1) The Strange Rise of Bourgeois Bolshevism, by Nathan Pinkoski
We should contemplate American socialism’s fate: it deepens individualism and statism, and is not the rival but the patsy of state capitalism. It does not resist but serves managerial liberalism. American socialism is neither Marxian-inflected socialism nor Marxism, but it parodies their defects.
With responses by Susan McWilliams Barndt, Emina Melonic, and James Poulos.
2) Remembering the War, by Paul D. Miller
World War II started when preexisting national grievances met economic catastrophe, which in turn led to ideological radicalization, the rise of nationalism and authoritarianism, and eventually international aggression—all enabled by the vacuum of global leadership by liberal powers. What lessons should we recall after seventy-five years in the shadow of World War II?
With responses by Daniel McCarthy, Gregory Schneider, Titus Techera, and Mark Tooley.
3) Can We Patch Up the Right?, by Gerald Russello
Conservatives should focus on how Americans actually live today and what set of economic and political arrangements make the most sense today. The current conservative alignment has an adversary in progressivism but its proponents are, in fact, also Americans. So conservatives need to rediscover common ground as Americans. People naturally are drawn to tradition and continuity. Any conservative patchwork should include all those who recognize that common human drive.
With responses by Lee Edwards, David B. Frisk, and Andy Smarick.
4) Civility in War-Time, by Elizabeth Corey
Civility is not much prized in our revolutionary climate because it is a deeply traditional practice. Civility in its highest sense might even be a love of neighbor and a willingness to sacrifice for him. At a minimum, civility asks that we be willing to listen, to consider, to be led to new positions, to give the benefit of the doubt, to be self-effacing, to put others first.
With responses from Paul W. Ludwig, Lee Trepanier, and Scott Yenor.
5) American Workers Do Not Need Unions, by Richard Epstein

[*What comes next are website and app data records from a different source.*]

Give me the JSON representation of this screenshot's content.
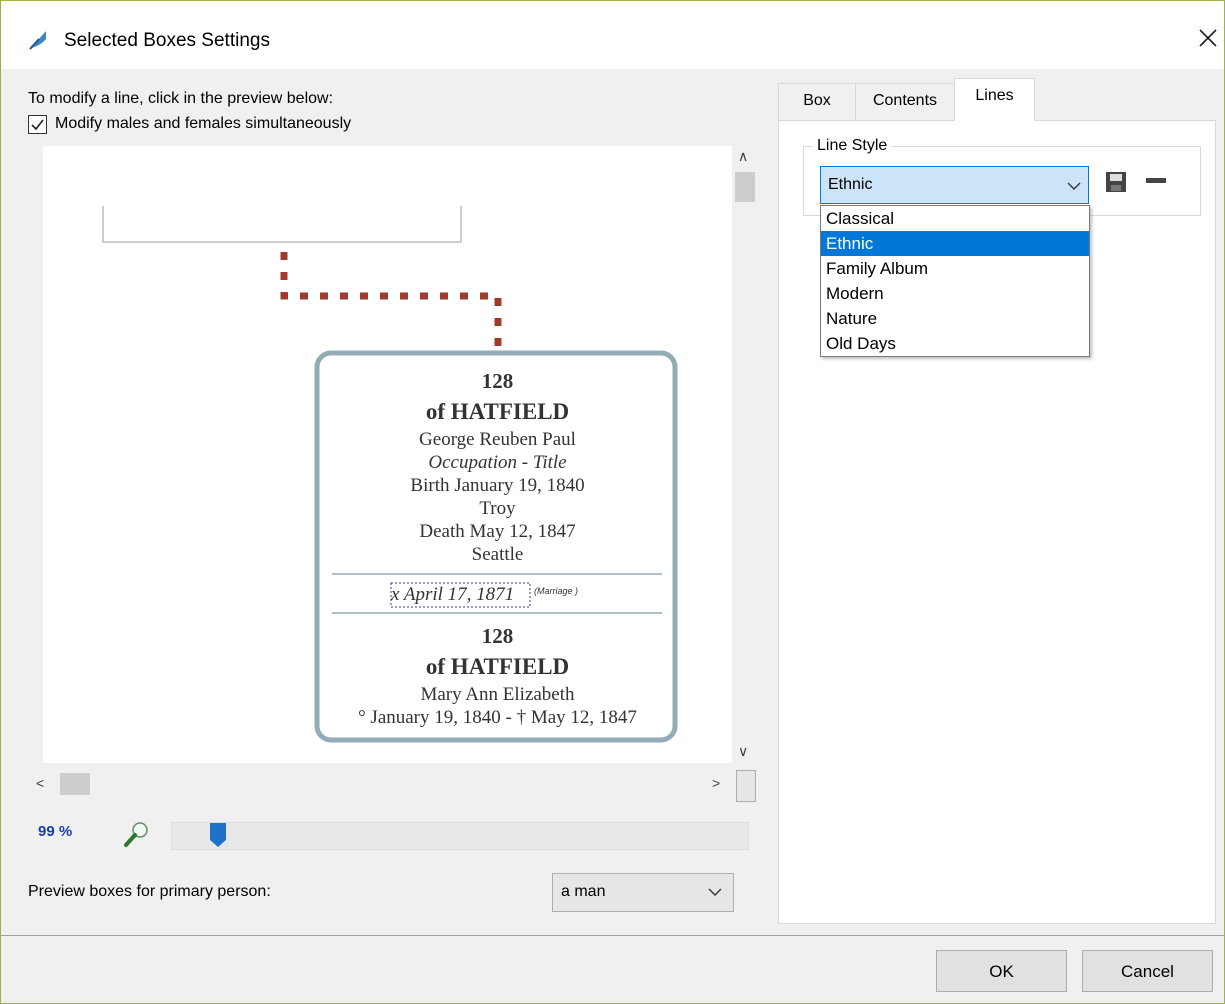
{
  "window": {
    "title": "Selected Boxes Settings"
  },
  "left": {
    "instruction": "To modify a line, click in the preview below:",
    "checkbox": {
      "label": "Modify males and females simultaneously",
      "checked": true
    },
    "zoom": {
      "percent_label": "99 %",
      "level_percent": 8
    },
    "preview_label": "Preview boxes for primary person:",
    "preview_select": {
      "value": "a man"
    }
  },
  "preview_card": {
    "number1": "128",
    "surname1": "of HATFIELD",
    "name1": "George Reuben Paul",
    "occupation": "Occupation - Title",
    "birth": "Birth January 19, 1840",
    "birth_place": "Troy",
    "death": "Death May 12, 1847",
    "death_place": "Seattle",
    "marriage_date": "x April 17, 1871",
    "marriage_tag": "(Marriage )",
    "number2": "128",
    "surname2": "of HATFIELD",
    "name2": "Mary Ann Elizabeth",
    "dates2": "° January 19, 1840  - † May 12, 1847"
  },
  "tabs": [
    {
      "label": "Box"
    },
    {
      "label": "Contents"
    },
    {
      "label": "Lines",
      "active": true
    }
  ],
  "lines": {
    "group_label": "Line Style",
    "combo_value": "Ethnic",
    "options": [
      "Classical",
      "Ethnic",
      "Family Album",
      "Modern",
      "Nature",
      "Old Days"
    ],
    "selected_index": 1
  },
  "buttons": {
    "ok": "OK",
    "cancel": "Cancel"
  },
  "colors": {
    "accent": "#0078d7",
    "line_dash": "#9e3b2e",
    "card_border": "#94abb8",
    "zoom_text": "#1a3ea8"
  }
}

The renewed debate over the value of labor unions on the right forgets some hard-won truths. Deregulation, lower tax burdens, more competition, and greater choice lead to productivity growths which is what working people need; not the promise of more unionization that will slow down growth in the future just as it has done in the past. With responses from Samuel Hammond, Michael Lind, and Mark Pulliam.